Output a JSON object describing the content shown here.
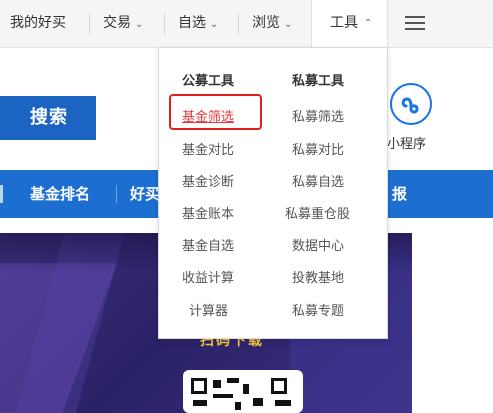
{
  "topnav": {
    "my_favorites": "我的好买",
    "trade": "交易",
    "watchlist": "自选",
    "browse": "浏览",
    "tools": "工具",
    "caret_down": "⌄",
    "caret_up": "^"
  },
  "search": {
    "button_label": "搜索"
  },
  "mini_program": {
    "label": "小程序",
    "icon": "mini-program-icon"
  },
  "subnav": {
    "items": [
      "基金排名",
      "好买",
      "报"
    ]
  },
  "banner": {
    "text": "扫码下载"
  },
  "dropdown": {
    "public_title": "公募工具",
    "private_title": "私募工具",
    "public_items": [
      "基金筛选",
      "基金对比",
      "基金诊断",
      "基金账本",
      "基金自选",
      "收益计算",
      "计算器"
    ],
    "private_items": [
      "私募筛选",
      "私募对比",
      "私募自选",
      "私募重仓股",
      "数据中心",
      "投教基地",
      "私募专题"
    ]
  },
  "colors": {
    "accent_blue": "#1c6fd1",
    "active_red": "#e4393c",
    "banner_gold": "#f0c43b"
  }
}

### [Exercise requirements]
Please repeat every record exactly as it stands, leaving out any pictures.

### [Solution]
Output a JSON object describing the content shown here.
{
  "topnav": {
    "my_favorites": "我的好买",
    "trade": "交易",
    "watchlist": "自选",
    "browse": "浏览",
    "tools": "工具",
    "caret_down": "⌄",
    "caret_up": "^"
  },
  "search": {
    "button_label": "搜索"
  },
  "mini_program": {
    "label": "小程序",
    "icon": "mini-program-icon"
  },
  "subnav": {
    "items": [
      "基金排名",
      "好买",
      "报"
    ]
  },
  "banner": {
    "text": "扫码下载"
  },
  "dropdown": {
    "public_title": "公募工具",
    "private_title": "私募工具",
    "public_items": [
      "基金筛选",
      "基金对比",
      "基金诊断",
      "基金账本",
      "基金自选",
      "收益计算",
      "计算器"
    ],
    "private_items": [
      "私募筛选",
      "私募对比",
      "私募自选",
      "私募重仓股",
      "数据中心",
      "投教基地",
      "私募专题"
    ]
  },
  "colors": {
    "accent_blue": "#1c6fd1",
    "active_red": "#e4393c",
    "banner_gold": "#f0c43b"
  }
}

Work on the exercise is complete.